Rudyard Kipling is the first author I remember. My mother used to read his Just So Stories to me every night, and even though I remember practically nothing else about being three or four years old, I can remember every inflection in my mother’s reading of “How the Whale Got His Throat,” “How the Camel Got His Hump,” “The Beginning of the Armadillos,” “The Elephant’s Child,” and the rest.
My mother was a great reader, and had distinct voices for each personality. I can still hear her mimicking the Elephant’s Child when the crocodile had hold of his short, boot-like nose, “Led go! You are hurtig be!” Her voice took on a splendid, grandiose quality whenever she read the wise characters, of which there was always one in each story. In the “Elephant’s Child,” it was the Bi-Coloured-Python-Rock-Snake: “Rash and inexperienced traveler, we will now seriously devote ourselves to a little high tension, because if we do not, it is my impression that yonder self-propelling man-of-war with the armour-plated upper deck” (and by this, O Best Beloved, he meant the Crocodile), “will permanently vitiate your future career.” The narrator then explained, “That is the way all Bi-Coloured-Python-Rock-Snakes always talk.” The frequent interjections of “O Best Beloved” and the practical explanations were reminders along the way that the story was meant for the auditor alone. It made the experience intimate and personal. And the rich use of language was a challenge for child and parent alike; none of the “dumbing down” that is so prevalent today. Can you remember the last time you read the word “vitiate” anywhere?
I’m not sure how old I was when I began reading to my mother, but I do remember the thrill of the sound of the exciting words of “The Sing-Song of Old Man Kangaroo” coming out of my own mouth, as narrator, as Kangaroo, and as the Big God Nqong:
He was grey and he was woolly, and his pride was inordinate: he danced on a sandbank in the middle of Australia, and he went to the Big God Nqong.
He went to Nqong at ten before dinner-time, saying, ‘Make me different from all other animals; make me popular and wonderfully run after by five this afternoon.’
Up jumped Nqong from his bath in the salt-pan and shouted, ‘Yes, I will!’
One of my goals as Artistic Director of The Long Beach Shakespeare Company is to make this literature accessible to family audiences, and to make it as true to the original text as possible.
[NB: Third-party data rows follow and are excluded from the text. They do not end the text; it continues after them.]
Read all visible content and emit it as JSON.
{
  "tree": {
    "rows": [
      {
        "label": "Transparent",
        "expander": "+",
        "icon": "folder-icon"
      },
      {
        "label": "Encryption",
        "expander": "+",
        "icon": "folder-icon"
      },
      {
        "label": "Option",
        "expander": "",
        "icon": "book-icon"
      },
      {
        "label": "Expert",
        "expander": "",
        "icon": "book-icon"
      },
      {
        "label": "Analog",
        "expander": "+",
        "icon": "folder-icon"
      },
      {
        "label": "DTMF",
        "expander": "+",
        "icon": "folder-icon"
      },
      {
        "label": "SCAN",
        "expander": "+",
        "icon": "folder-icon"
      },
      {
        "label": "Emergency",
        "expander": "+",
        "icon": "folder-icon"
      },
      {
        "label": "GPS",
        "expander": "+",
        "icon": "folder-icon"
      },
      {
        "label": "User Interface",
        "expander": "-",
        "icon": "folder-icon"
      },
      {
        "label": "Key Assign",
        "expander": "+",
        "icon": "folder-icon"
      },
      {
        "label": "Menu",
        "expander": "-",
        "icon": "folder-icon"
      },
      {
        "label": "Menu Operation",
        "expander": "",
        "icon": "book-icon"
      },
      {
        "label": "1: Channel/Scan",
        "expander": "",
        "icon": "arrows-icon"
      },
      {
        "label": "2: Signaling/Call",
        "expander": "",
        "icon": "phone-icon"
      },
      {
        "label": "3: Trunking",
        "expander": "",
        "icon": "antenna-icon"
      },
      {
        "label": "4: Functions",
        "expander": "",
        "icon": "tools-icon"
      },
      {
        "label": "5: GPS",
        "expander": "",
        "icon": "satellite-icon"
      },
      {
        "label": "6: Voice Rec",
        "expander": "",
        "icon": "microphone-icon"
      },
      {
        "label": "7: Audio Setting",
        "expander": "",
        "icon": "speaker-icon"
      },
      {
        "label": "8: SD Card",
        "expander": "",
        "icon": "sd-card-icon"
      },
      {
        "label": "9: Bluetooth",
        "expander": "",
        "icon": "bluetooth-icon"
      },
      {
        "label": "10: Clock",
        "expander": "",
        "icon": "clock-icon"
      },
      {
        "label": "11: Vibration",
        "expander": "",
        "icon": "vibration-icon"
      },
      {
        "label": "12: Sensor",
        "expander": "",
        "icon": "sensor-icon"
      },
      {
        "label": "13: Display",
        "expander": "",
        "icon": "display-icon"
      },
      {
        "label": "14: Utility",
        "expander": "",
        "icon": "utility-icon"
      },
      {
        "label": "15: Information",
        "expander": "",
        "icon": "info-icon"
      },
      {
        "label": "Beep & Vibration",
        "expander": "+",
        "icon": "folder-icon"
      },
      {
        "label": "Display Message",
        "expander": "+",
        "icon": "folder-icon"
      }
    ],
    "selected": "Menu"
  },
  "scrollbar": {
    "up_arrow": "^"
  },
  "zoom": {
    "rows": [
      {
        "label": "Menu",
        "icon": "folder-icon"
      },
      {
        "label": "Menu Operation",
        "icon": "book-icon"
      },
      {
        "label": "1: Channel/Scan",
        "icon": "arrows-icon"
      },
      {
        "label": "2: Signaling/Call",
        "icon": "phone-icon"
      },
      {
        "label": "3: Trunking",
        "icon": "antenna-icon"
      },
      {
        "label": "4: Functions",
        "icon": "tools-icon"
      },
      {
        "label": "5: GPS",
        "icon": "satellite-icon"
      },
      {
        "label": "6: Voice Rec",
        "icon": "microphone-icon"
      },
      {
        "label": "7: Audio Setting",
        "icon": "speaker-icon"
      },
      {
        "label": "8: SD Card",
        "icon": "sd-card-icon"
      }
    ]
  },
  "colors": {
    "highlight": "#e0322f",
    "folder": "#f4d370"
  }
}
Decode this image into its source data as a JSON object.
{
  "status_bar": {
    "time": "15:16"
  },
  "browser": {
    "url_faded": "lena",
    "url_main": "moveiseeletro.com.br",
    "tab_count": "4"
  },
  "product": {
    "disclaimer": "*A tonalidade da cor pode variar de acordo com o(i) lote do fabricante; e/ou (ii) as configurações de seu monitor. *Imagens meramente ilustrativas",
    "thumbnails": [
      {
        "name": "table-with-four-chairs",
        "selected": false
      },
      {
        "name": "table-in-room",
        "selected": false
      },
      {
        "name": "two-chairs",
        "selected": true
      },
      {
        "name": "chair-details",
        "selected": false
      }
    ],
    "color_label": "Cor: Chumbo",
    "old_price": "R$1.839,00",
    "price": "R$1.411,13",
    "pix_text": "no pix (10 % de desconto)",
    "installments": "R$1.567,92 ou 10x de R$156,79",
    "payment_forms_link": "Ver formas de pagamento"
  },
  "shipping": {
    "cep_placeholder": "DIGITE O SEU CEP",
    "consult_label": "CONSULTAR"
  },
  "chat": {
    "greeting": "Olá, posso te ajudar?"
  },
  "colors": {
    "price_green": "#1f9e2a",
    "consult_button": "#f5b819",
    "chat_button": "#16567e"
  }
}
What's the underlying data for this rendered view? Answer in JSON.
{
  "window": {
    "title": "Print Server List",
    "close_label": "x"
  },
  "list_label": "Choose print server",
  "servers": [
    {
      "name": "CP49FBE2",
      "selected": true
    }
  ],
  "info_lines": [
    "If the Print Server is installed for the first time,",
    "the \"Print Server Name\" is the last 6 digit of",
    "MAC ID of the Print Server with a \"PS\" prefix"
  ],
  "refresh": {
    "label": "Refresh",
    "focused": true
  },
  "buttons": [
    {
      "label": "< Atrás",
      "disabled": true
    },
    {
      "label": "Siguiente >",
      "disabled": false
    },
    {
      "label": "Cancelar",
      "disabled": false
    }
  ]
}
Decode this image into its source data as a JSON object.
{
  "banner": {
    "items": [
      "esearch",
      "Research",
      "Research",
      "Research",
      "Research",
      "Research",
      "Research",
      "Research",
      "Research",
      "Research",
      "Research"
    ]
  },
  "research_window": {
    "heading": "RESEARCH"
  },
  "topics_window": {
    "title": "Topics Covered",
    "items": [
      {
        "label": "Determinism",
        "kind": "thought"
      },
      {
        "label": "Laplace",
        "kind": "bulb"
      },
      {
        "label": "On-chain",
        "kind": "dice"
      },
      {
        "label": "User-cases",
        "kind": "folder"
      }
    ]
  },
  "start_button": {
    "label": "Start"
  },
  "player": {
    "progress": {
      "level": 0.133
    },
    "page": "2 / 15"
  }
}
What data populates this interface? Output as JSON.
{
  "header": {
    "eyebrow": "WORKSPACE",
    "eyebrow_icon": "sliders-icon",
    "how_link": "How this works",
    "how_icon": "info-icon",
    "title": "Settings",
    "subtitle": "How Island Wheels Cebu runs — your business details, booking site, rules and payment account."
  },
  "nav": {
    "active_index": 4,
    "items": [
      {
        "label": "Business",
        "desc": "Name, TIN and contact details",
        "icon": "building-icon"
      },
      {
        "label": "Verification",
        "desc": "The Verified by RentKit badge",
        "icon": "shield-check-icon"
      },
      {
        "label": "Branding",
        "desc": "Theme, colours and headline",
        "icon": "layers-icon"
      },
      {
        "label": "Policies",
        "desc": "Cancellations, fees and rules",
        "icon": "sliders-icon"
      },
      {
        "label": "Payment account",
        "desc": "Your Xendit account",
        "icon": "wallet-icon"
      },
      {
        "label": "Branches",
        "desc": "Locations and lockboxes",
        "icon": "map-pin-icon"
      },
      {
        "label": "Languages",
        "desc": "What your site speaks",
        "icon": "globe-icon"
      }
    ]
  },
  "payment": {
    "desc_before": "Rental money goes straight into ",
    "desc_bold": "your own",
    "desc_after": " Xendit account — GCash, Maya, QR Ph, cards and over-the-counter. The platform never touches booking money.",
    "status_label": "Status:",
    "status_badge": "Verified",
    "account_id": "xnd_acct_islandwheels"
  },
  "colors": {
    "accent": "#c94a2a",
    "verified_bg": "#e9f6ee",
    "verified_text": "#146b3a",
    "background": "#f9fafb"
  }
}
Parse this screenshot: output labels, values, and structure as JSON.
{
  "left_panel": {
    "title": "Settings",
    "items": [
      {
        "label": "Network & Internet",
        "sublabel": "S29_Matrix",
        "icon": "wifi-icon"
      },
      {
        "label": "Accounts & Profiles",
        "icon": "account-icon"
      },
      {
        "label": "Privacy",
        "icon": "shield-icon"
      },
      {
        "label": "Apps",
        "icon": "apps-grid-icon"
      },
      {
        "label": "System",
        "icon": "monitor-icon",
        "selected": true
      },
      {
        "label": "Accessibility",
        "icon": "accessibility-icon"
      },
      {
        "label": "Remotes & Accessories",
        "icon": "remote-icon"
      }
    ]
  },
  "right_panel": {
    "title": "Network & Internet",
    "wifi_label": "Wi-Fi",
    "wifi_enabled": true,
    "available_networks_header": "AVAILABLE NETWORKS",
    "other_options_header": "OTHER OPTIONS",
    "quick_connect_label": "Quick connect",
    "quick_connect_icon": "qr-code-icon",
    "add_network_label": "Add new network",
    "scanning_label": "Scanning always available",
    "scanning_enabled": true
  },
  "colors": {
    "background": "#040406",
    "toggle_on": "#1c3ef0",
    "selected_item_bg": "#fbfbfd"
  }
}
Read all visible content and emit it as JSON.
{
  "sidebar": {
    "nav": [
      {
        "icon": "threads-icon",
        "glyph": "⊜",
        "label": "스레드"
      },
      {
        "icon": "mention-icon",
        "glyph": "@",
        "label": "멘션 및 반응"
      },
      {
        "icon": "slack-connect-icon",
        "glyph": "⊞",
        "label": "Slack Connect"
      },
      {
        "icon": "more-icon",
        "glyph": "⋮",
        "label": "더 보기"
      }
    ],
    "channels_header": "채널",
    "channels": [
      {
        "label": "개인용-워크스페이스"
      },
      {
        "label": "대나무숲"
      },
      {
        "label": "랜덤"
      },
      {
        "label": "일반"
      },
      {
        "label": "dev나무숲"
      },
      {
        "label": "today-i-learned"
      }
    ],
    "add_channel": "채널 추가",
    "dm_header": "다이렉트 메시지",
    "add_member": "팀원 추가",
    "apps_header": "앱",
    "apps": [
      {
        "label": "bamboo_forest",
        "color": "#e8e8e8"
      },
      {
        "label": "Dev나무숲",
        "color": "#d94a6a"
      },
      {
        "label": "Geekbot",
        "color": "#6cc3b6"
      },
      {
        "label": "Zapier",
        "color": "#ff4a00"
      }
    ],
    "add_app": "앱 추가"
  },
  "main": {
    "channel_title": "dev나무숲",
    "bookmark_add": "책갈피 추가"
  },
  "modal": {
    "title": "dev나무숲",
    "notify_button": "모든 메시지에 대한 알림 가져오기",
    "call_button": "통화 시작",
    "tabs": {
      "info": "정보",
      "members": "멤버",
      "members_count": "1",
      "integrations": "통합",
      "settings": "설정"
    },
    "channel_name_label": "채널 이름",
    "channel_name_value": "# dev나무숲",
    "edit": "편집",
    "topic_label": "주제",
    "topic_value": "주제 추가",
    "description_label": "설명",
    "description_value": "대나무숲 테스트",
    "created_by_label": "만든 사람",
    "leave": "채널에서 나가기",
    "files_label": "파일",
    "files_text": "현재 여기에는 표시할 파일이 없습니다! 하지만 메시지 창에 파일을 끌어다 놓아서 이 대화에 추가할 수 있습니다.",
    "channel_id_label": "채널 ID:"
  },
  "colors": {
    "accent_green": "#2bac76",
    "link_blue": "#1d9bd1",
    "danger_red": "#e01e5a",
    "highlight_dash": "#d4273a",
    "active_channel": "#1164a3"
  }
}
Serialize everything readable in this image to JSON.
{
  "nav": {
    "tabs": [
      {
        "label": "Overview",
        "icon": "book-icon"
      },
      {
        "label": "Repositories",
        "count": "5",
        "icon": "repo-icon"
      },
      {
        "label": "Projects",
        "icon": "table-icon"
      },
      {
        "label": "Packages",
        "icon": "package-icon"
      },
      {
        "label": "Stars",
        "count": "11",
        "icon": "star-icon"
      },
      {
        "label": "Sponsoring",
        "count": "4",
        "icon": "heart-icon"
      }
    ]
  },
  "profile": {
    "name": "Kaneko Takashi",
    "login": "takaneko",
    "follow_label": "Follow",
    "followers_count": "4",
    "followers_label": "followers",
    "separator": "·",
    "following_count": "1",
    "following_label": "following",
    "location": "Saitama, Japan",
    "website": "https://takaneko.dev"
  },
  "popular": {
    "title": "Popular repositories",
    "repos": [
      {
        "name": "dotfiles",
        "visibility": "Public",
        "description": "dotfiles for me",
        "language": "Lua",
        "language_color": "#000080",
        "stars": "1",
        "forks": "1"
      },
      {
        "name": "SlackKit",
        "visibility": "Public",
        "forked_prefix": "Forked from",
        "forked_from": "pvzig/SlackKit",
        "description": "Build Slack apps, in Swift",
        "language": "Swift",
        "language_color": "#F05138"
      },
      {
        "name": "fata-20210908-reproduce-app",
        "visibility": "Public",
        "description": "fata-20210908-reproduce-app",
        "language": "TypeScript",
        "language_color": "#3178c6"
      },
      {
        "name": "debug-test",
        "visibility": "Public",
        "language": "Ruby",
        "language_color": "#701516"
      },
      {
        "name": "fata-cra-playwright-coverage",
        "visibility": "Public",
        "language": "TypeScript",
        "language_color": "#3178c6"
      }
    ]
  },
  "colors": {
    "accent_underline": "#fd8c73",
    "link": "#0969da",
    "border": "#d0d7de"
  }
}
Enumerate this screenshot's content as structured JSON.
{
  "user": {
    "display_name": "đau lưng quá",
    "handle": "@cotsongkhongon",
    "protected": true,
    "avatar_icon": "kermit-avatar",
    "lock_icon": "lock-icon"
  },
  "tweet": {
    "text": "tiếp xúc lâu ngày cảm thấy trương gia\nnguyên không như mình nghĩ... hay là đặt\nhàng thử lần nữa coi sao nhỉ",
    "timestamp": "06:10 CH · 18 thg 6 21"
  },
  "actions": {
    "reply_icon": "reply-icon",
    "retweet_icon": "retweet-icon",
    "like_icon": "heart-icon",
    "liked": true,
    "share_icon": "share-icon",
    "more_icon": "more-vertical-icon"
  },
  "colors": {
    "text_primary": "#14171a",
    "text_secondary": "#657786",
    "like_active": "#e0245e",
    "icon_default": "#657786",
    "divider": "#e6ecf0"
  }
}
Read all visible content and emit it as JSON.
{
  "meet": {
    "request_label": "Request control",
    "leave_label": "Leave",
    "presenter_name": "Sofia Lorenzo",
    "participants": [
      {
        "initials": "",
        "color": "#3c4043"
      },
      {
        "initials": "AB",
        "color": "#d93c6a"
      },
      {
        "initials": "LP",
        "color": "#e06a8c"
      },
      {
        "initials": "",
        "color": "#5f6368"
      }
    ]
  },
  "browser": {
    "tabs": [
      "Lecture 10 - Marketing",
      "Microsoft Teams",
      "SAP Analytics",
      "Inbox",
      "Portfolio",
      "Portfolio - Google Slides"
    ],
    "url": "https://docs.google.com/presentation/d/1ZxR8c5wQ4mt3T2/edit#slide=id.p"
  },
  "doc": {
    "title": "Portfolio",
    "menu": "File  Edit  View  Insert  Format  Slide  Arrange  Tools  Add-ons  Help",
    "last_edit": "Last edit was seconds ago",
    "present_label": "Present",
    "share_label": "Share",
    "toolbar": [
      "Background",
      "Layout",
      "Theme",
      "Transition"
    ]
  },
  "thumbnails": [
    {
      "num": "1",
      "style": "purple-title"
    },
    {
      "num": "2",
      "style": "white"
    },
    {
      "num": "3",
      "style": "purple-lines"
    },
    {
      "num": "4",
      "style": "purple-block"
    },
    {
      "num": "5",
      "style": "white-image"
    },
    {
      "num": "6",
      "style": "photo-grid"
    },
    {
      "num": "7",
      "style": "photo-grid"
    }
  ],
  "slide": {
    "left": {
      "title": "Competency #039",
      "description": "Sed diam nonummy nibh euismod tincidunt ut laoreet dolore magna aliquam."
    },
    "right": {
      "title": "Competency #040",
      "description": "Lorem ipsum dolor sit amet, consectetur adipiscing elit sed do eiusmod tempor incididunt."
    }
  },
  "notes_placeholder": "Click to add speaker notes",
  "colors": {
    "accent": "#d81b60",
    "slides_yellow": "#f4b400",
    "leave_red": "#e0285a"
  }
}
LBSC did an original dramatic adaptation of The Legend of Sleepy Hollow in 1998, an original staged reading of Alice in Wonderland in 2008, and adapted a number of Sherlock Holmes stories over the years. As a matter of fact, we are preparing a new version of The Hound of the Baskervilles for September 2011.
I believe these stories inspire journeys of imagination and broaden understanding of what it is to be human. I believe reading the literature aloud at home builds confidence and brings people together.
Images from Alice in Wonderland:
Carl Wawrina as all the Wonderland characters, Susanna Levitt as the Narrator, and Karen Huckfeldt as Alice.